-- Opening Marker --

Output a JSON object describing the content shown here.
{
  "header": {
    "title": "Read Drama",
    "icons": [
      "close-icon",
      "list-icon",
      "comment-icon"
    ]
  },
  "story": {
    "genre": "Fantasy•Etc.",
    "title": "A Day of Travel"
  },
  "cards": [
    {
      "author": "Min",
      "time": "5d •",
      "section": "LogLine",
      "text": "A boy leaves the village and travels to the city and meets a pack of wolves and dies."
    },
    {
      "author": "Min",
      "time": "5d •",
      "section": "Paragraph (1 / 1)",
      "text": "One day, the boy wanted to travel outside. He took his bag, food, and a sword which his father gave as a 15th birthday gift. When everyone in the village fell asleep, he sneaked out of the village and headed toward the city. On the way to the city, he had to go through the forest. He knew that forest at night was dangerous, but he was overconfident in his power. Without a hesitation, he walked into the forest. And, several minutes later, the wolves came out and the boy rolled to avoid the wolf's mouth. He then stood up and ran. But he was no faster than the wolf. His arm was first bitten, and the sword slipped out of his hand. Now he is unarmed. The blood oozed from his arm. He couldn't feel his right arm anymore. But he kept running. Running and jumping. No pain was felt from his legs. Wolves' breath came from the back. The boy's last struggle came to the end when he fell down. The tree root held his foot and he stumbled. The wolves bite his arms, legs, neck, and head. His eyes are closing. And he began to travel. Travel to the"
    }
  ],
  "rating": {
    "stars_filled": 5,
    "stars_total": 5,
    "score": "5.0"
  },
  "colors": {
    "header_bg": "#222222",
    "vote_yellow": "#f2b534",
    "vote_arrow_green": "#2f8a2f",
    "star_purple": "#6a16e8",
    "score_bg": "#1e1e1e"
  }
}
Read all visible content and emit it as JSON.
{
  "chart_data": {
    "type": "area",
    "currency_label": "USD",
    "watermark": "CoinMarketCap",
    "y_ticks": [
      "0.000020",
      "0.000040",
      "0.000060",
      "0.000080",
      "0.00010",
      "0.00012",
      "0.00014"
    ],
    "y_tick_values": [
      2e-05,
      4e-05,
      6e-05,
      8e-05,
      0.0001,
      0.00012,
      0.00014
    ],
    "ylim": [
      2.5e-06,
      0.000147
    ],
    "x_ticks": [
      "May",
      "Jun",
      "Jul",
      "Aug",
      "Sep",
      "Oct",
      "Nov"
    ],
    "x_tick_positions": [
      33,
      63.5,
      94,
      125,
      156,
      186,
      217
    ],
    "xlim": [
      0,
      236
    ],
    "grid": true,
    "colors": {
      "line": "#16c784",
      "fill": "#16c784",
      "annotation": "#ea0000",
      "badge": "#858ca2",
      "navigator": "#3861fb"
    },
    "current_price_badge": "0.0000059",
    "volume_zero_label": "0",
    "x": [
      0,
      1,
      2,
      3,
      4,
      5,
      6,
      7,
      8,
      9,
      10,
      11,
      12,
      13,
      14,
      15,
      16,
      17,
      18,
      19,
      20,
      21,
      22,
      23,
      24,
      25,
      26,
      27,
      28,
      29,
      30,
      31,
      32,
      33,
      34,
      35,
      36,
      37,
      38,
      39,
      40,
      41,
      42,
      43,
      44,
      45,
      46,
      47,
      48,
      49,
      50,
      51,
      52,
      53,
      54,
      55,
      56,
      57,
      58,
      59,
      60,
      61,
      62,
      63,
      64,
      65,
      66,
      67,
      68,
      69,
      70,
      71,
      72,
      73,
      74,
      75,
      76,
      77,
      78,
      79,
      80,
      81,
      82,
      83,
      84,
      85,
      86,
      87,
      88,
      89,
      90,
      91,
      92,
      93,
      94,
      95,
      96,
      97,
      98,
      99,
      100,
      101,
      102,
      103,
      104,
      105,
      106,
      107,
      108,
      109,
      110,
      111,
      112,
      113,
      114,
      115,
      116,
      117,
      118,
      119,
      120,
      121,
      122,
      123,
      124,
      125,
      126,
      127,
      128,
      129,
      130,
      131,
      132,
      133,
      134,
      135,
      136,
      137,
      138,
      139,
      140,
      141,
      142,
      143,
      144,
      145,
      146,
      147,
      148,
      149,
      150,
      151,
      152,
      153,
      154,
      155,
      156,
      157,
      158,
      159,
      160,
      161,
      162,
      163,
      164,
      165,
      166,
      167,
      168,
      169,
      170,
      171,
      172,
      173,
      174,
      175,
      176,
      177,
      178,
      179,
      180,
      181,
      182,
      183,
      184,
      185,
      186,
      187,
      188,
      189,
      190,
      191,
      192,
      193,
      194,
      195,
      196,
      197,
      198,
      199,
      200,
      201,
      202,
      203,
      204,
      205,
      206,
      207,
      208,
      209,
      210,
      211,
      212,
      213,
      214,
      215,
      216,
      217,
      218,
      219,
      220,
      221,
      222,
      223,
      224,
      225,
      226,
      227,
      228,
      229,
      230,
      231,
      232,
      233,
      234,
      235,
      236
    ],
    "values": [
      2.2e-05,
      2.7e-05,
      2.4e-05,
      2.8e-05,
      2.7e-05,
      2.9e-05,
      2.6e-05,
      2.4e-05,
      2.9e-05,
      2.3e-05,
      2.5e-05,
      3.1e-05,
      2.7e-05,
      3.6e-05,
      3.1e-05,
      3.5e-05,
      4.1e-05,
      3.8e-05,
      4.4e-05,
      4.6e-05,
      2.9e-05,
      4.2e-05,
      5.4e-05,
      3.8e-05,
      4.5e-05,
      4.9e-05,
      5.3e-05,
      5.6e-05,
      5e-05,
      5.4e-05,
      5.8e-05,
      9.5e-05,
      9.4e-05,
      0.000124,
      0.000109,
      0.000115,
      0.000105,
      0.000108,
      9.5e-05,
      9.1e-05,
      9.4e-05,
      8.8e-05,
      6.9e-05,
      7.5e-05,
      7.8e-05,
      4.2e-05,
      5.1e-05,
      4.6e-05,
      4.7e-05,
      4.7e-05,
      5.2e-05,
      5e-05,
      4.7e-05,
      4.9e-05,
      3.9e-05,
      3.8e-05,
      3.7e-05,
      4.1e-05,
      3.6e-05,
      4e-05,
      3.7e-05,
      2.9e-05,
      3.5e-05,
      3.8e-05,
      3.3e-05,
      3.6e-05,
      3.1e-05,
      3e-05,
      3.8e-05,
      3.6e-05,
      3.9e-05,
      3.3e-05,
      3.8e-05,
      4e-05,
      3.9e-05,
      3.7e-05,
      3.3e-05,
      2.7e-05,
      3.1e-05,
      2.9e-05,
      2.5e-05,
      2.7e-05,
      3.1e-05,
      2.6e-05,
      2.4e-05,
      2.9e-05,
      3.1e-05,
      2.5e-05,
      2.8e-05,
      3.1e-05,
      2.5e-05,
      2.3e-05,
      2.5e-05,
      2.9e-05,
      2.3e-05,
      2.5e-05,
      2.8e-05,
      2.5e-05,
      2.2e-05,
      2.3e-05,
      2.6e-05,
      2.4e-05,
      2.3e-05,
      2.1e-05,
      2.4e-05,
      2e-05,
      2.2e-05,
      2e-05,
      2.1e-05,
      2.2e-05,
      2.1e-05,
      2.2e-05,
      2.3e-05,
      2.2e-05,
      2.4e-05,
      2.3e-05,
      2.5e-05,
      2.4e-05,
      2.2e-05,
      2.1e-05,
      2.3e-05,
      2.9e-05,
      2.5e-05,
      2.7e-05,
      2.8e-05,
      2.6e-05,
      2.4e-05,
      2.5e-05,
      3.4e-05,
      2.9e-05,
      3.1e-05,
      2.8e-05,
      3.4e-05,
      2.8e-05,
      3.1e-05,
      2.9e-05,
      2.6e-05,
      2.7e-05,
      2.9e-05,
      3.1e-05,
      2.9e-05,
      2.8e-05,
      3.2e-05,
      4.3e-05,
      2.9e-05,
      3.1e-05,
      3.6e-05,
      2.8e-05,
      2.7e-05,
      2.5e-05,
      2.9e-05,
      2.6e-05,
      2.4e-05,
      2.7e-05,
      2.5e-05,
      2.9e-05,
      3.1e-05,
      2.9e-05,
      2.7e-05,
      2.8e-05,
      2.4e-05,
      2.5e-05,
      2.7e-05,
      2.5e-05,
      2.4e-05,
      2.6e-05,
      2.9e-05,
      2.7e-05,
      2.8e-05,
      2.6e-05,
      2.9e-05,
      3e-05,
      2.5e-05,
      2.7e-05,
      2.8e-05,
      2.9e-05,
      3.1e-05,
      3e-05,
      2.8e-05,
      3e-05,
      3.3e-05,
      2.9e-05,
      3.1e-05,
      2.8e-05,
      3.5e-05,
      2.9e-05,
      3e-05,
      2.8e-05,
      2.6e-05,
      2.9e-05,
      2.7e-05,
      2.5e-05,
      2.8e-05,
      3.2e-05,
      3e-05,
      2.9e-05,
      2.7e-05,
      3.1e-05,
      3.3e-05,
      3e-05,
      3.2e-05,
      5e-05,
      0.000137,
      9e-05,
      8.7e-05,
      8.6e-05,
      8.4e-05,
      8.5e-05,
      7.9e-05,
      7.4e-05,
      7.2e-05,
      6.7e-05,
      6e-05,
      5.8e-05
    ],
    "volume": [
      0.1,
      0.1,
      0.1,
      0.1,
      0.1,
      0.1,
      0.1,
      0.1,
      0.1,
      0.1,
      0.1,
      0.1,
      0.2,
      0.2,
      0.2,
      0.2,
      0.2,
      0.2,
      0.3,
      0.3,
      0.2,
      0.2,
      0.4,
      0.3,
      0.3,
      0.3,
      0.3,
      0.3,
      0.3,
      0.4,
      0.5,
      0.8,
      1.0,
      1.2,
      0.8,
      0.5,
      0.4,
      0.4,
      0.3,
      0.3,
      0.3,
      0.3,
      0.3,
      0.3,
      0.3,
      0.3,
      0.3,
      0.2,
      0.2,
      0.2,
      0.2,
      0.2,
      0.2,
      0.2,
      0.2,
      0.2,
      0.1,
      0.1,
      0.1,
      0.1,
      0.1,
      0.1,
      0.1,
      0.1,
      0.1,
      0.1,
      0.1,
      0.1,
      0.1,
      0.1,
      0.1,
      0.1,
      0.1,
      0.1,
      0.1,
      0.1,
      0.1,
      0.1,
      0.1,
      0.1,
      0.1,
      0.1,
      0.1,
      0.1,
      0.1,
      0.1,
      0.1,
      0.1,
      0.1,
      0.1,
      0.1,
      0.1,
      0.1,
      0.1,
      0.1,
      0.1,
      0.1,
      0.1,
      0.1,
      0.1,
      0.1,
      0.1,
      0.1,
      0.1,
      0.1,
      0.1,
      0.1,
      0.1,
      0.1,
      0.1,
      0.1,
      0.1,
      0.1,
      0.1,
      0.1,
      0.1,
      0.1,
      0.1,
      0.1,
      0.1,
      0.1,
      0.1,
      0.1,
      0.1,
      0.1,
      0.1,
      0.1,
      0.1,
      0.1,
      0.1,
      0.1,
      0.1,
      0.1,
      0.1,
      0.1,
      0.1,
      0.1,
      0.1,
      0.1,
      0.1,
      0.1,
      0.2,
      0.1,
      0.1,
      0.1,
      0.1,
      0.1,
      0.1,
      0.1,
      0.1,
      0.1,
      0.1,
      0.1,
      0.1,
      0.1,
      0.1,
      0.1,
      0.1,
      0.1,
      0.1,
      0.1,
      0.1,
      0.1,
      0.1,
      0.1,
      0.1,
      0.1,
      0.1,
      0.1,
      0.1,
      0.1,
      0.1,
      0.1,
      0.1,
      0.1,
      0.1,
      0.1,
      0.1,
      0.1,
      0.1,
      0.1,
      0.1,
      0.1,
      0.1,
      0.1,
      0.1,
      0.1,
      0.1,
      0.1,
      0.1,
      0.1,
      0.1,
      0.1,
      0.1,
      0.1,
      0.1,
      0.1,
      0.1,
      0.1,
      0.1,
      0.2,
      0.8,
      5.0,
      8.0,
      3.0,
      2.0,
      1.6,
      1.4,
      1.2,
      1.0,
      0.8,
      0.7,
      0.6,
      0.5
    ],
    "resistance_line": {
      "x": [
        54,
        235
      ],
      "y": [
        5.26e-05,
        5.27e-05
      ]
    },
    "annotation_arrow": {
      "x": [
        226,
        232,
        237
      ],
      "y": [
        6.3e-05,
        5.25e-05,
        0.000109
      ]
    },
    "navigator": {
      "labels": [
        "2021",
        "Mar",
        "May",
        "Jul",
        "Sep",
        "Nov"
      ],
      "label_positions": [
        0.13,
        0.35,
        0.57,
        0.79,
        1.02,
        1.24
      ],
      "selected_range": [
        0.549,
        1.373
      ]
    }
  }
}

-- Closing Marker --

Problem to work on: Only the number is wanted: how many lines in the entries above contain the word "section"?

Response to this exercise: 2